  • UCL's case rested on their own claim that they did not tell members of staff about the scheme. It was therefore up to the unions to show that they were incorrect, and that the scheme was widely known and applied. 

The ruling had important implications. 

Firstly, the CAC confirmed the trade unions' argument that UCL's ERP scheme pre October 2006 was a contractual right for all staff. 

Secondly, the confirmation of this right limited UCL's ability to put pressure on higher paid and longer serving staff to accept Voluntary Severance. Reducing compulsory redundancy pay entitlements had given UCL managers greater leverage to pressure staff to take Voluntary Severance.


UCL claimed that this change was cost-neutral. However long-serving and higher paid staff lost out financially. 

An example of a Grade 8 member of staff leaving at age 40 in January is shown below (upper line: leaving at the top point on Grade 8; lower line: leaving at the bottom point). 

Payments increase with years of service (horizontal axis).


The previous calculation (now restored) was that if you had worked at UCL for 5 or more years, you were entitled to enhanced redundancy pay as follows.

  • The weekly pay limit is removed and the calculation is based on the full weekly pay.
  • For 10 years of service or more, the total number of week's pay due is doubled.

Between 2 and 5 years service entitled the staff member to the statutory minimum. 

This produces the stepped gradients shown in the graph above. Since the payment was also based on uncapped pay, the shortfall is easy to see.

A similar calculation is possible for other groups of staff.

Gains and losses

All staff, from Porters to Professors, would lose financially if they were in service for ten years. Staff on Grade 6 and above lost out if they have been in service for five. There was a small benefit for staff leaving between year 2 and year 5. 

Staff below Grade 6 might also gain if they left before their tenth year of service, but they then lost out if they left with ten or more years of service. The cuts fall deepest on higher paid and long serving staff, some of whom stood to lose figures of £30,000 or more. We were aware of cases of individuals who had lost over £20,000.

On January 2007's figures:

  • A 40 year old Grade 7 staff member on point 36 with 20 years service would lose over £16,000.
  • A Grade 8 staff member of the same age on point 45 would lose over £23,000.
  • The most any 40 year old staff member can gain with four years of service is £580.


This branch notes
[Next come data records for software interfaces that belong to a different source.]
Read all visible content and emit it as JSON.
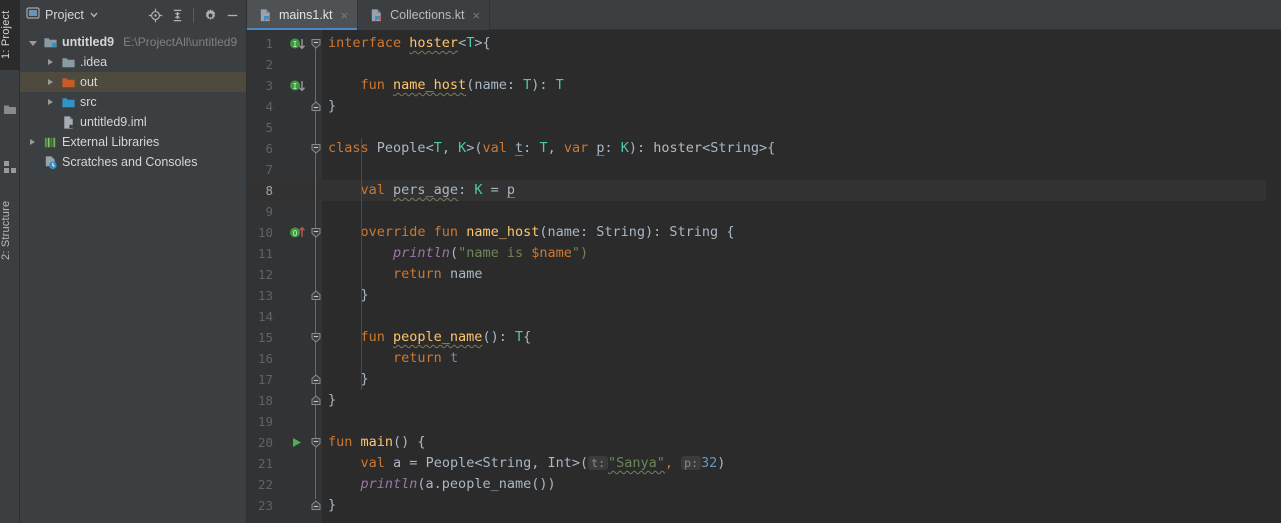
{
  "window": {
    "theme": "Darcula",
    "accent_color": "#4a88c7",
    "editor_bg": "#2b2b2b",
    "panel_bg": "#3c3f41"
  },
  "left_strip": {
    "tabs": [
      {
        "label": "1: Project",
        "active": true
      },
      {
        "label": "2: Structure",
        "active": false
      }
    ]
  },
  "project_panel": {
    "title": "Project",
    "dropdown_icon": "chevron-down-icon",
    "toolbar": [
      {
        "name": "locate-icon",
        "label": "Select Opened File"
      },
      {
        "name": "collapse-all-icon",
        "label": "Collapse All"
      },
      {
        "name": "gear-icon",
        "label": "Settings"
      },
      {
        "name": "minimize-icon",
        "label": "Hide"
      }
    ],
    "tree": [
      {
        "label": "untitled9",
        "path": "E:\\ProjectAll\\untitled9",
        "indent": 0,
        "arrow": "open",
        "icon": "module-icon",
        "bold": true,
        "selected": false
      },
      {
        "label": ".idea",
        "path": "",
        "indent": 1,
        "arrow": "closed",
        "icon": "folder-icon-gray",
        "bold": false,
        "selected": false
      },
      {
        "label": "out",
        "path": "",
        "indent": 1,
        "arrow": "closed",
        "icon": "folder-icon-orange",
        "bold": false,
        "selected": true
      },
      {
        "label": "src",
        "path": "",
        "indent": 1,
        "arrow": "closed",
        "icon": "folder-icon-blue",
        "bold": false,
        "selected": false
      },
      {
        "label": "untitled9.iml",
        "path": "",
        "indent": 1,
        "arrow": "none",
        "icon": "iml-file-icon",
        "bold": false,
        "selected": false
      },
      {
        "label": "External Libraries",
        "path": "",
        "indent": 0,
        "arrow": "closed",
        "icon": "libraries-icon",
        "bold": false,
        "selected": false
      },
      {
        "label": "Scratches and Consoles",
        "path": "",
        "indent": 0,
        "arrow": "none",
        "icon": "scratches-icon",
        "bold": false,
        "selected": false
      }
    ]
  },
  "editor": {
    "tabs": [
      {
        "label": "mains1.kt",
        "icon": "kotlin-file-icon",
        "active": true,
        "close_glyph": "×"
      },
      {
        "label": "Collections.kt",
        "icon": "kotlin-file-icon",
        "active": false,
        "close_glyph": "×"
      }
    ],
    "current_line": 8,
    "line_numbers": [
      1,
      2,
      3,
      4,
      5,
      6,
      7,
      8,
      9,
      10,
      11,
      12,
      13,
      14,
      15,
      16,
      17,
      18,
      19,
      20,
      21,
      22,
      23
    ],
    "gutter_markers": [
      {
        "line": 1,
        "type": "implemented-icon",
        "glyph": "I",
        "arrow": "down"
      },
      {
        "line": 3,
        "type": "implemented-icon",
        "glyph": "I",
        "arrow": "down"
      },
      {
        "line": 10,
        "type": "overrides-icon",
        "glyph": "O",
        "arrow": "up"
      },
      {
        "line": 20,
        "type": "run-icon",
        "glyph": "▶",
        "arrow": "none"
      }
    ],
    "fold_markers": [
      {
        "line": 1,
        "type": "fold-expanded-top"
      },
      {
        "line": 4,
        "type": "fold-expanded-bottom"
      },
      {
        "line": 6,
        "type": "fold-expanded-top"
      },
      {
        "line": 10,
        "type": "fold-expanded-top"
      },
      {
        "line": 13,
        "type": "fold-expanded-bottom"
      },
      {
        "line": 15,
        "type": "fold-expanded-top"
      },
      {
        "line": 17,
        "type": "fold-expanded-bottom"
      },
      {
        "line": 18,
        "type": "fold-expanded-bottom"
      },
      {
        "line": 20,
        "type": "fold-expanded-top"
      },
      {
        "line": 23,
        "type": "fold-expanded-bottom"
      }
    ],
    "source_text": "interface hoster<T>{\n\n    fun name_host(name: T): T\n}\n\nclass People<T, K>(val t: T, var p: K): hoster<String>{\n\n    val pers_age: K = p\n\n    override fun name_host(name: String): String {\n        println(\"name is $name\")\n        return name\n    }\n\n    fun people_name(): T{\n        return t\n    }\n}\n\nfun main() {\n    val a = People<String, Int>(\"Sanya\", 32)\n    println(a.people_name())\n}",
    "parameter_hints": [
      {
        "line": 21,
        "name": "t:"
      },
      {
        "line": 21,
        "name": "p:"
      }
    ],
    "lines": [
      {
        "n": 1,
        "tokens": [
          {
            "t": "interface ",
            "c": "kw"
          },
          {
            "t": "hoster",
            "c": "fn wavyw"
          },
          {
            "t": "<",
            "c": "ident"
          },
          {
            "t": "T",
            "c": "type"
          },
          {
            "t": ">{",
            "c": "ident"
          }
        ]
      },
      {
        "n": 2,
        "tokens": []
      },
      {
        "n": 3,
        "tokens": [
          {
            "t": "    ",
            "c": "ident"
          },
          {
            "t": "fun ",
            "c": "kw"
          },
          {
            "t": "name_host",
            "c": "fn wavyw"
          },
          {
            "t": "(name: ",
            "c": "ident"
          },
          {
            "t": "T",
            "c": "type"
          },
          {
            "t": "): ",
            "c": "ident"
          },
          {
            "t": "T",
            "c": "type"
          }
        ]
      },
      {
        "n": 4,
        "tokens": [
          {
            "t": "}",
            "c": "ident"
          }
        ]
      },
      {
        "n": 5,
        "tokens": []
      },
      {
        "n": 6,
        "tokens": [
          {
            "t": "class ",
            "c": "kw"
          },
          {
            "t": "People",
            "c": "ident"
          },
          {
            "t": "<",
            "c": "ident"
          },
          {
            "t": "T",
            "c": "type"
          },
          {
            "t": ", ",
            "c": "ident"
          },
          {
            "t": "K",
            "c": "type"
          },
          {
            "t": ">(",
            "c": "ident"
          },
          {
            "t": "val ",
            "c": "kw"
          },
          {
            "t": "t",
            "c": "ident uline"
          },
          {
            "t": ": ",
            "c": "ident"
          },
          {
            "t": "T",
            "c": "type"
          },
          {
            "t": ", ",
            "c": "ident"
          },
          {
            "t": "var ",
            "c": "kw"
          },
          {
            "t": "p",
            "c": "ident uline"
          },
          {
            "t": ": ",
            "c": "ident"
          },
          {
            "t": "K",
            "c": "type"
          },
          {
            "t": "): ",
            "c": "ident"
          },
          {
            "t": "hoster",
            "c": "cls"
          },
          {
            "t": "<String>{",
            "c": "ident"
          }
        ]
      },
      {
        "n": 7,
        "tokens": []
      },
      {
        "n": 8,
        "tokens": [
          {
            "t": "    ",
            "c": "ident"
          },
          {
            "t": "val ",
            "c": "kw"
          },
          {
            "t": "pers_age",
            "c": "ident wavyw"
          },
          {
            "t": ": ",
            "c": "ident"
          },
          {
            "t": "K",
            "c": "type"
          },
          {
            "t": " = ",
            "c": "ident"
          },
          {
            "t": "p",
            "c": "ident uline"
          }
        ]
      },
      {
        "n": 9,
        "tokens": []
      },
      {
        "n": 10,
        "tokens": [
          {
            "t": "    ",
            "c": "ident"
          },
          {
            "t": "override fun ",
            "c": "kw"
          },
          {
            "t": "name_host",
            "c": "fn"
          },
          {
            "t": "(name: ",
            "c": "ident"
          },
          {
            "t": "String",
            "c": "ident"
          },
          {
            "t": "): ",
            "c": "ident"
          },
          {
            "t": "String {",
            "c": "ident"
          }
        ]
      },
      {
        "n": 11,
        "tokens": [
          {
            "t": "        ",
            "c": "ident"
          },
          {
            "t": "println",
            "c": "softkw"
          },
          {
            "t": "(",
            "c": "ident"
          },
          {
            "t": "\"name is ",
            "c": "str"
          },
          {
            "t": "$name",
            "c": "gstr"
          },
          {
            "t": "\")",
            "c": "str"
          }
        ]
      },
      {
        "n": 12,
        "tokens": [
          {
            "t": "        ",
            "c": "ident"
          },
          {
            "t": "return ",
            "c": "kw"
          },
          {
            "t": "name",
            "c": "ident"
          }
        ]
      },
      {
        "n": 13,
        "tokens": [
          {
            "t": "    }",
            "c": "ident"
          }
        ]
      },
      {
        "n": 14,
        "tokens": []
      },
      {
        "n": 15,
        "tokens": [
          {
            "t": "    ",
            "c": "ident"
          },
          {
            "t": "fun ",
            "c": "kw"
          },
          {
            "t": "people_name",
            "c": "fn wavyw"
          },
          {
            "t": "(): ",
            "c": "ident"
          },
          {
            "t": "T",
            "c": "type"
          },
          {
            "t": "{",
            "c": "ident"
          }
        ]
      },
      {
        "n": 16,
        "tokens": [
          {
            "t": "        ",
            "c": "ident"
          },
          {
            "t": "return ",
            "c": "kw"
          },
          {
            "t": "t",
            "c": "prop"
          }
        ]
      },
      {
        "n": 17,
        "tokens": [
          {
            "t": "    }",
            "c": "ident"
          }
        ]
      },
      {
        "n": 18,
        "tokens": [
          {
            "t": "}",
            "c": "ident"
          }
        ]
      },
      {
        "n": 19,
        "tokens": []
      },
      {
        "n": 20,
        "tokens": [
          {
            "t": "fun ",
            "c": "kw"
          },
          {
            "t": "main",
            "c": "fn"
          },
          {
            "t": "() {",
            "c": "ident"
          }
        ]
      },
      {
        "n": 21,
        "tokens": [
          {
            "t": "    ",
            "c": "ident"
          },
          {
            "t": "val ",
            "c": "kw"
          },
          {
            "t": "a",
            "c": "ident"
          },
          {
            "t": " = ",
            "c": "ident"
          },
          {
            "t": "People",
            "c": "ident"
          },
          {
            "t": "<String, Int>(",
            "c": "ident"
          },
          {
            "t": "HINT:t:",
            "c": "paramhint"
          },
          {
            "t": "\"Sanya\"",
            "c": "str wavy"
          },
          {
            "t": ", ",
            "c": "gstr"
          },
          {
            "t": "HINT:p:",
            "c": "paramhint"
          },
          {
            "t": "32",
            "c": "num"
          },
          {
            "t": ")",
            "c": "ident"
          }
        ]
      },
      {
        "n": 22,
        "tokens": [
          {
            "t": "    ",
            "c": "ident"
          },
          {
            "t": "println",
            "c": "softkw"
          },
          {
            "t": "(a.people_name())",
            "c": "ident"
          }
        ]
      },
      {
        "n": 23,
        "tokens": [
          {
            "t": "}",
            "c": "ident"
          }
        ]
      }
    ]
  }
}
  1. UCL's unilateral imposition of changes to the College Enhanced Redundancy Pay scheme.
  2. UCL's stated justification is the Age Discrimination Regulations 2006. Legal advice is that the legislation does not make necessary the legal changes imposed by UCL.
  3. UCL claims that the changes are 'cost-neutral'. There is therefore no reason to change them on grounds of cost.
  4. The college unions have not been negotiated or consulted with. UCL did not raise the redundancy scheme as part of its consultation on the Age Regulations. The scheme is an 'implied term' of employment and letters to staff used to state that they were entitled to the money under the scheme.
  5. All three trade unions, Unison, Amicus and UCU, have expressed forthright opposition to these changes and have written to the college seeking meaningful negotiations.
  6. These changes take place in the context of a College-wide Regeneration Plan which continues to lead to involuntary redundancies.

This branch believes 

that the main effect of these cuts is to punish those who have given years of loyalty to UCL.

This branch resolves

  1. As a first step, members are urged not to accept any reduced redundancy payments.
  2. To demand a moratorium: that the old scheme is reinstated until a new one can be negotiated.
  3. That a new proposed scheme must be agreed by a union general meeting.

Proposed: UCL UCU Executive Committee. Passed unanimously.


Industrial action has not been ruled out. The question will be considered in the light of current discussions with UCL at the next general meeting.

See also

UNITE (Amicus): Redundancy Pay Calculator (Excel)